## Description of the task
Apart from the images, every record below must be given again without alteration.

## Records for this task
* * * * * * *

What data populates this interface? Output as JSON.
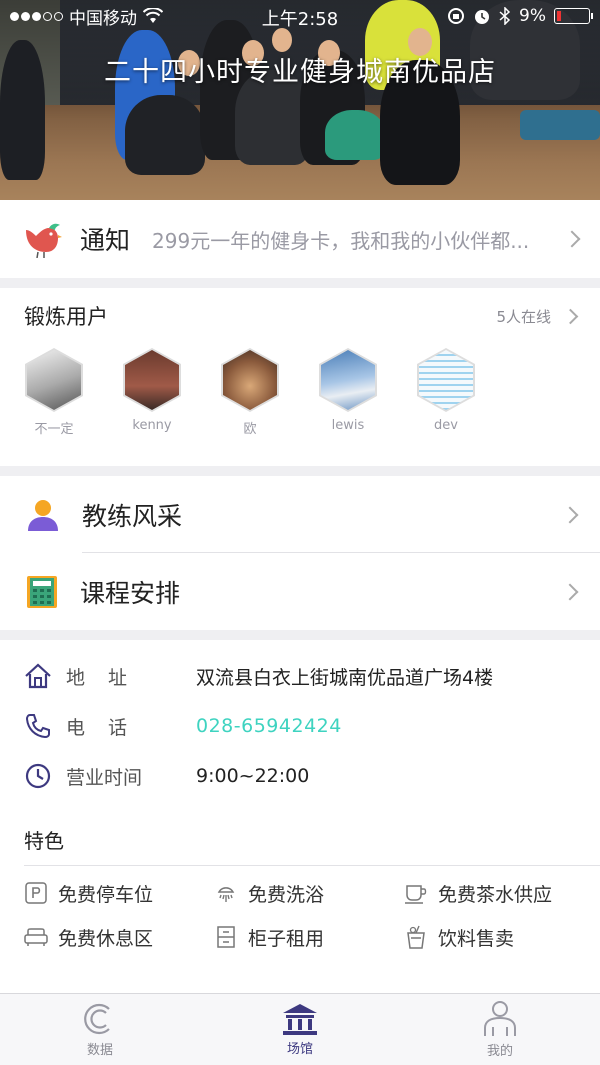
{
  "status_bar": {
    "carrier": "中国移动",
    "time": "上午2:58",
    "battery": "9%"
  },
  "hero": {
    "title": "二十四小时专业健身城南优品店"
  },
  "notice": {
    "label": "通知",
    "text": "299元一年的健身卡，我和我的小伙伴都..."
  },
  "users": {
    "title": "锻炼用户",
    "online": "5人在线",
    "avatars": [
      {
        "name": "不一定",
        "color": "#bdbdbd"
      },
      {
        "name": "kenny",
        "color": "#8a4b3c"
      },
      {
        "name": "欧",
        "color": "#9b6a4c"
      },
      {
        "name": "lewis",
        "color": "#7fa9d6"
      },
      {
        "name": "dev",
        "color": "#cfe6f5"
      }
    ]
  },
  "menu": {
    "coach": "教练风采",
    "schedule": "课程安排"
  },
  "info": {
    "address_key": "地　址",
    "address": "双流县白衣上街城南优品道广场4楼",
    "phone_key": "电　话",
    "phone": "028-65942424",
    "hours_key": "营业时间",
    "hours": "9:00~22:00"
  },
  "features": {
    "title": "特色",
    "items": [
      {
        "label": "免费停车位",
        "icon": "parking-icon"
      },
      {
        "label": "免费洗浴",
        "icon": "shower-icon"
      },
      {
        "label": "免费茶水供应",
        "icon": "tea-cup-icon"
      },
      {
        "label": "免费休息区",
        "icon": "sofa-icon"
      },
      {
        "label": "柜子租用",
        "icon": "locker-icon"
      },
      {
        "label": "饮料售卖",
        "icon": "drink-icon"
      }
    ]
  },
  "tabs": [
    {
      "label": "数据",
      "icon": "data-icon"
    },
    {
      "label": "场馆",
      "icon": "venue-icon",
      "active": true
    },
    {
      "label": "我的",
      "icon": "profile-icon"
    }
  ],
  "colors": {
    "accent": "#3d3980",
    "phone": "#3ed3c0",
    "notice_bird": "#e0564f"
  }
}
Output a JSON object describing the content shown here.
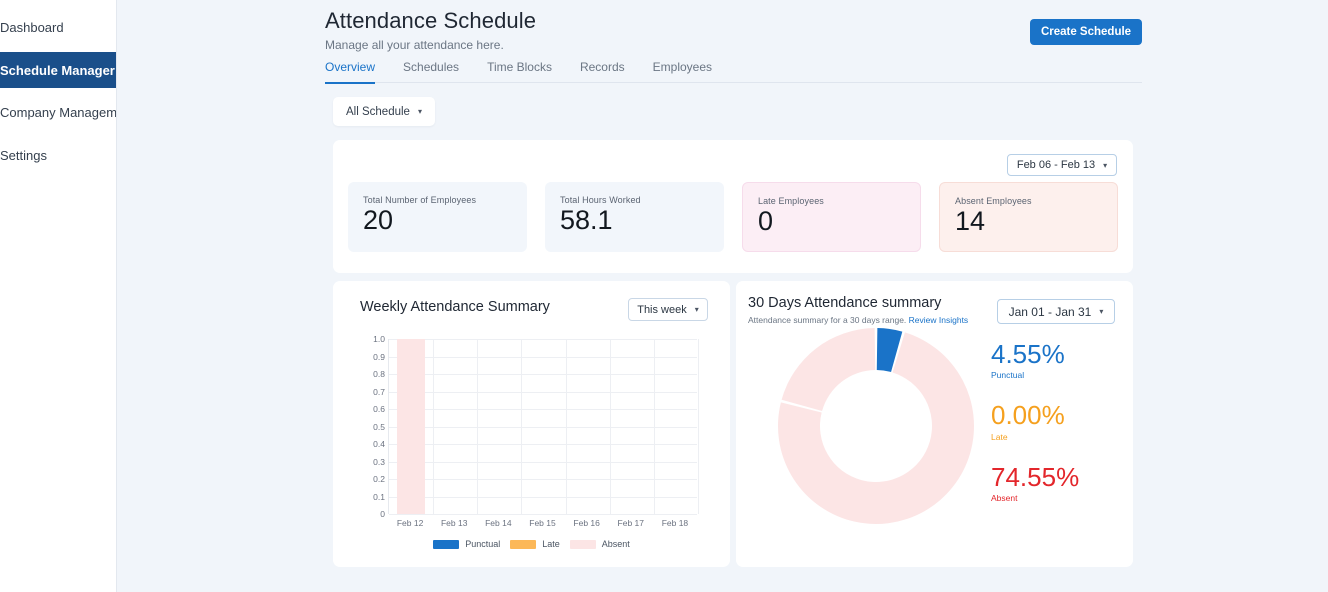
{
  "sidebar": {
    "items": [
      {
        "label": "Dashboard",
        "active": false
      },
      {
        "label": "Schedule Manager",
        "active": true
      },
      {
        "label": "Company Management",
        "active": false
      },
      {
        "label": "Settings",
        "active": false
      }
    ]
  },
  "header": {
    "title": "Attendance Schedule",
    "subtitle": "Manage all your attendance here.",
    "create_button": "Create Schedule"
  },
  "tabs": [
    {
      "label": "Overview",
      "active": true
    },
    {
      "label": "Schedules",
      "active": false
    },
    {
      "label": "Time Blocks",
      "active": false
    },
    {
      "label": "Records",
      "active": false
    },
    {
      "label": "Employees",
      "active": false
    }
  ],
  "filter": {
    "schedule_select": "All Schedule",
    "caret": "▾"
  },
  "stats": {
    "date_range": "Feb 06 - Feb 13",
    "caret": "▾",
    "cards": [
      {
        "label": "Total Number of Employees",
        "value": "20",
        "tone": "neutral"
      },
      {
        "label": "Total Hours Worked",
        "value": "58.1",
        "tone": "neutral"
      },
      {
        "label": "Late Employees",
        "value": "0",
        "tone": "pink"
      },
      {
        "label": "Absent Employees",
        "value": "14",
        "tone": "peach"
      }
    ]
  },
  "weekly": {
    "title": "Weekly Attendance Summary",
    "period_select": "This week",
    "caret": "▾"
  },
  "thirty_days": {
    "title": "30 Days Attendance summary",
    "subtitle_text": "Attendance summary for a 30 days range.",
    "subtitle_link": "Review Insights",
    "date_range": "Jan 01 - Jan 31",
    "caret": "▾",
    "metrics": [
      {
        "value": "4.55%",
        "label": "Punctual",
        "color": "#1a73c8"
      },
      {
        "value": "0.00%",
        "label": "Late",
        "color": "#f5a01e"
      },
      {
        "value": "74.55%",
        "label": "Absent",
        "color": "#e3262b"
      }
    ]
  },
  "colors": {
    "punctual": "#1a73c8",
    "late": "#fcb858",
    "absent": "#fce5e5",
    "accent": "#1a73c8",
    "sidebar_active": "#1a4f8a",
    "page_bg": "#f1f5fa"
  },
  "chart_data": [
    {
      "type": "bar",
      "title": "Weekly Attendance Summary",
      "categories": [
        "Feb 12",
        "Feb 13",
        "Feb 14",
        "Feb 15",
        "Feb 16",
        "Feb 17",
        "Feb 18"
      ],
      "series": [
        {
          "name": "Punctual",
          "color": "#1a73c8",
          "values": [
            0,
            0,
            0,
            0,
            0,
            0,
            0
          ]
        },
        {
          "name": "Late",
          "color": "#fcb858",
          "values": [
            0,
            0,
            0,
            0,
            0,
            0,
            0
          ]
        },
        {
          "name": "Absent",
          "color": "#fce5e5",
          "values": [
            1.0,
            0,
            0,
            0,
            0,
            0,
            0
          ]
        }
      ],
      "ytick_labels": [
        "1.0",
        "0.9",
        "0.8",
        "0.7",
        "0.6",
        "0.5",
        "0.4",
        "0.3",
        "0.2",
        "0.1",
        "0"
      ],
      "yticks": [
        1.0,
        0.9,
        0.8,
        0.7,
        0.6,
        0.5,
        0.4,
        0.3,
        0.2,
        0.1,
        0
      ],
      "ylim": [
        0,
        1.0
      ],
      "xlabel": "",
      "ylabel": "",
      "grid": true,
      "legend_position": "bottom",
      "legend": [
        "Punctual",
        "Late",
        "Absent"
      ]
    },
    {
      "type": "pie",
      "title": "30 Days Attendance summary",
      "donut": true,
      "labels": [
        "Punctual",
        "Late",
        "Absent"
      ],
      "values": [
        4.55,
        0.0,
        74.55
      ],
      "display_values": [
        "4.55%",
        "0.00%",
        "74.55%"
      ],
      "colors": [
        "#1a73c8",
        "#f5a01e",
        "#fce5e5"
      ],
      "legend_position": "right"
    }
  ]
}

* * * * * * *

## Final answer
What data populates this interface? Output as JSON.
{
  "status_bar": {
    "carrier": "中国移动",
    "time": "上午2:58",
    "battery": "9%"
  },
  "hero": {
    "title": "二十四小时专业健身城南优品店"
  },
  "notice": {
    "label": "通知",
    "text": "299元一年的健身卡，我和我的小伙伴都..."
  },
  "users": {
    "title": "锻炼用户",
    "online": "5人在线",
    "avatars": [
      {
        "name": "不一定",
        "color": "#bdbdbd"
      },
      {
        "name": "kenny",
        "color": "#8a4b3c"
      },
      {
        "name": "欧",
        "color": "#9b6a4c"
      },
      {
        "name": "lewis",
        "color": "#7fa9d6"
      },
      {
        "name": "dev",
        "color": "#cfe6f5"
      }
    ]
  },
  "menu": {
    "coach": "教练风采",
    "schedule": "课程安排"
  },
  "info": {
    "address_key": "地　址",
    "address": "双流县白衣上街城南优品道广场4楼",
    "phone_key": "电　话",
    "phone": "028-65942424",
    "hours_key": "营业时间",
    "hours": "9:00~22:00"
  },
  "features": {
    "title": "特色",
    "items": [
      {
        "label": "免费停车位",
        "icon": "parking-icon"
      },
      {
        "label": "免费洗浴",
        "icon": "shower-icon"
      },
      {
        "label": "免费茶水供应",
        "icon": "tea-cup-icon"
      },
      {
        "label": "免费休息区",
        "icon": "sofa-icon"
      },
      {
        "label": "柜子租用",
        "icon": "locker-icon"
      },
      {
        "label": "饮料售卖",
        "icon": "drink-icon"
      }
    ]
  },
  "tabs": [
    {
      "label": "数据",
      "icon": "data-icon"
    },
    {
      "label": "场馆",
      "icon": "venue-icon",
      "active": true
    },
    {
      "label": "我的",
      "icon": "profile-icon"
    }
  ],
  "colors": {
    "accent": "#3d3980",
    "phone": "#3ed3c0",
    "notice_bird": "#e0564f"
  }
}
Output a JSON object describing the content shown here.
{
  "sidebar": {
    "items": [
      {
        "label": "Dashboard",
        "active": false
      },
      {
        "label": "Schedule Manager",
        "active": true
      },
      {
        "label": "Company Management",
        "active": false
      },
      {
        "label": "Settings",
        "active": false
      }
    ]
  },
  "header": {
    "title": "Attendance Schedule",
    "subtitle": "Manage all your attendance here.",
    "create_button": "Create Schedule"
  },
  "tabs": [
    {
      "label": "Overview",
      "active": true
    },
    {
      "label": "Schedules",
      "active": false
    },
    {
      "label": "Time Blocks",
      "active": false
    },
    {
      "label": "Records",
      "active": false
    },
    {
      "label": "Employees",
      "active": false
    }
  ],
  "filter": {
    "schedule_select": "All Schedule",
    "caret": "▾"
  },
  "stats": {
    "date_range": "Feb 06 - Feb 13",
    "caret": "▾",
    "cards": [
      {
        "label": "Total Number of Employees",
        "value": "20",
        "tone": "neutral"
      },
      {
        "label": "Total Hours Worked",
        "value": "58.1",
        "tone": "neutral"
      },
      {
        "label": "Late Employees",
        "value": "0",
        "tone": "pink"
      },
      {
        "label": "Absent Employees",
        "value": "14",
        "tone": "peach"
      }
    ]
  },
  "weekly": {
    "title": "Weekly Attendance Summary",
    "period_select": "This week",
    "caret": "▾"
  },
  "thirty_days": {
    "title": "30 Days Attendance summary",
    "subtitle_text": "Attendance summary for a 30 days range.",
    "subtitle_link": "Review Insights",
    "date_range": "Jan 01 - Jan 31",
    "caret": "▾",
    "metrics": [
      {
        "value": "4.55%",
        "label": "Punctual",
        "color": "#1a73c8"
      },
      {
        "value": "0.00%",
        "label": "Late",
        "color": "#f5a01e"
      },
      {
        "value": "74.55%",
        "label": "Absent",
        "color": "#e3262b"
      }
    ]
  },
  "colors": {
    "punctual": "#1a73c8",
    "late": "#fcb858",
    "absent": "#fce5e5",
    "accent": "#1a73c8",
    "sidebar_active": "#1a4f8a",
    "page_bg": "#f1f5fa"
  },
  "chart_data": [
    {
      "type": "bar",
      "title": "Weekly Attendance Summary",
      "categories": [
        "Feb 12",
        "Feb 13",
        "Feb 14",
        "Feb 15",
        "Feb 16",
        "Feb 17",
        "Feb 18"
      ],
      "series": [
        {
          "name": "Punctual",
          "color": "#1a73c8",
          "values": [
            0,
            0,
            0,
            0,
            0,
            0,
            0
          ]
        },
        {
          "name": "Late",
          "color": "#fcb858",
          "values": [
            0,
            0,
            0,
            0,
            0,
            0,
            0
          ]
        },
        {
          "name": "Absent",
          "color": "#fce5e5",
          "values": [
            1.0,
            0,
            0,
            0,
            0,
            0,
            0
          ]
        }
      ],
      "ytick_labels": [
        "1.0",
        "0.9",
        "0.8",
        "0.7",
        "0.6",
        "0.5",
        "0.4",
        "0.3",
        "0.2",
        "0.1",
        "0"
      ],
      "yticks": [
        1.0,
        0.9,
        0.8,
        0.7,
        0.6,
        0.5,
        0.4,
        0.3,
        0.2,
        0.1,
        0
      ],
      "ylim": [
        0,
        1.0
      ],
      "xlabel": "",
      "ylabel": "",
      "grid": true,
      "legend_position": "bottom",
      "legend": [
        "Punctual",
        "Late",
        "Absent"
      ]
    },
    {
      "type": "pie",
      "title": "30 Days Attendance summary",
      "donut": true,
      "labels": [
        "Punctual",
        "Late",
        "Absent"
      ],
      "values": [
        4.55,
        0.0,
        74.55
      ],
      "display_values": [
        "4.55%",
        "0.00%",
        "74.55%"
      ],
      "colors": [
        "#1a73c8",
        "#f5a01e",
        "#fce5e5"
      ],
      "legend_position": "right"
    }
  ]
}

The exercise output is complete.